A community for students. Sign up today!
Here's the question you clicked on:
 0 viewing
 2 years ago
Two forces with magnitudes of 150 and 75 pounds act on an object at angles of 30° and 150° respectively. Find the direction and magnitude of the resultant force. Round to two decimal places in all intermediate steps and in your final answer.
 2 years ago
Two forces with magnitudes of 150 and 75 pounds act on an object at angles of 30° and 150° respectively. Find the direction and magnitude of the resultant force. Round to two decimal places in all intermediate steps and in your final answer.

This Question is Closed

amistre64
 2 years ago
Best ResponseYou've already chosen the best response.1it looks like you asked this 3 days ago and didnt get a response. Im not sure what stamp is refering to since I see no posts in either of your profiles that would suggest such a response :/

amistre64
 2 years ago
Best ResponseYou've already chosen the best response.1i personally would use the law of cosines for the magnitude \[c^2=a^2+b^22ab~cosC\] \[c=\sqrt{a^2+b^22ab~cosC}\]

amistre64
 2 years ago
Best ResponseYou've already chosen the best response.1the direction can be obtained in a few ways. prolly converting the angles to rect coords is the most outright

ZeHanz
 2 years ago
Best ResponseYou've already chosen the best response.1See image. You can also try to get the x and ycomponents of both forces (red vectors). There are two 306090 triangles in this situation, so the components are readily known. (black horizontal and vertical vectors). Only after this, when you have to find the magnitude and angle of the resultant force (blue vector), you have to use the Pythagorean Theorem and a sin, cos or tan, and this will make rounding off necessary.

coolkat4
 2 years ago
Best ResponseYou've already chosen the best response.0i just needed guidance in the right direction not the answer

amistre64
 2 years ago
Best ResponseYou've already chosen the best response.1\[c=\sqrt{150^2+75^22(150)(75)~cos(15030)}\] http://www.wolframalpha.com/input/?i=sqrt%28150%5E2%2B75%5E22%28150%29%2875%29cos%2815030%29%29

ZeHanz
 2 years ago
Best ResponseYou've already chosen the best response.1I think you are both wrong... @coolkat4: You don't give a calculation so I don't know what you did. @amistre64: Using the law of cosines in this way gives the length of the segment between the tips of both vectors (=AB in my drawing). I used the Pythagorean Theorem on the x and y resultants: \[F_r=\sqrt{(112.5)^2+ (37.5\sqrt{3})^2}=\sqrt{16875}=75\sqrt{3} N\]
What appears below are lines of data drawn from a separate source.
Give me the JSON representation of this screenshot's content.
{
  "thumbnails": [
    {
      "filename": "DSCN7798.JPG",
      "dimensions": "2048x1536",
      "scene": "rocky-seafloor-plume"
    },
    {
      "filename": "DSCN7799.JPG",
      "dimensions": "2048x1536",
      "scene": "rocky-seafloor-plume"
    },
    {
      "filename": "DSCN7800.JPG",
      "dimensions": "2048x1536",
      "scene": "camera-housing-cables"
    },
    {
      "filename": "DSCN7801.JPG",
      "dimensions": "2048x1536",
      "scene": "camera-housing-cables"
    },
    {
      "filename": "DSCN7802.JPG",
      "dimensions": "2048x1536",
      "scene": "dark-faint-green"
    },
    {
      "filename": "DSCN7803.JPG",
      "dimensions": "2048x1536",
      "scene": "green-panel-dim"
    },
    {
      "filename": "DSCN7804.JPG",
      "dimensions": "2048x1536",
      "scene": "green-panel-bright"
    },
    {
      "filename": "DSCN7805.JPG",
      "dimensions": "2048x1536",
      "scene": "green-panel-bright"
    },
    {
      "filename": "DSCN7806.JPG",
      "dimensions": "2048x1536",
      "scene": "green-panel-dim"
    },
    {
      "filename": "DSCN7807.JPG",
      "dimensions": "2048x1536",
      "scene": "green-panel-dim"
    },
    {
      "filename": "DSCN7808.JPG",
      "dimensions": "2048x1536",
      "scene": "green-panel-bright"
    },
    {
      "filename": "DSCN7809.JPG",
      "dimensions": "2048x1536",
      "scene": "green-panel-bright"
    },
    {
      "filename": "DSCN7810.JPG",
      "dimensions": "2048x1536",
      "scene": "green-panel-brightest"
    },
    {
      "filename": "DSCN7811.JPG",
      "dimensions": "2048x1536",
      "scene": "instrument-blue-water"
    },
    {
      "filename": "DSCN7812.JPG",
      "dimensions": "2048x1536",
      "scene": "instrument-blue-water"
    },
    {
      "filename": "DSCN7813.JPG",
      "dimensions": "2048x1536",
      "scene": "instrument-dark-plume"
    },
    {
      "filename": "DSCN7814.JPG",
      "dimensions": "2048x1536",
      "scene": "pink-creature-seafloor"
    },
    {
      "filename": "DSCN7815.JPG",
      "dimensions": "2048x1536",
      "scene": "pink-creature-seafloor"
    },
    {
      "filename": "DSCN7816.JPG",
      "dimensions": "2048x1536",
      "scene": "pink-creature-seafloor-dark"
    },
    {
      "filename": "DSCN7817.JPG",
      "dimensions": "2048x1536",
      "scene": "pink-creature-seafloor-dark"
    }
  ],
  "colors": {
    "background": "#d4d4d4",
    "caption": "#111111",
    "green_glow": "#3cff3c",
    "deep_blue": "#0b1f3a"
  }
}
amistre64
 2 years ago
Best ResponseYou've already chosen the best response.1.... yeah, I was reading it incorrectly :) thanx

amistre64
 2 years ago
Best ResponseYou've already chosen the best response.1by the way, if we turn one of the vectors 180 we can use the law of cosines ;) dw:1361979481180:dw \[\sqrt{150^2+75^22(150)(75)~cos60^o}=75\sqrt{3}\]
Ask your own question
Ask a QuestionFind more explanations on OpenStudy
Your question is ready. Sign up for free to start getting answers.
spraguer
(Moderator)
5
→ View Detailed Profile
is replying to Can someone tell me what button the professor is hitting...
23
 Teamwork 19 Teammate
 Problem Solving 19 Hero
 Engagement 19 Mad Hatter
 You have blocked this person.
 ✔ You're a fan Checking fan status...
Thanks for being so helpful in mathematics. If you are getting quality help, make sure you spread the word about OpenStudy.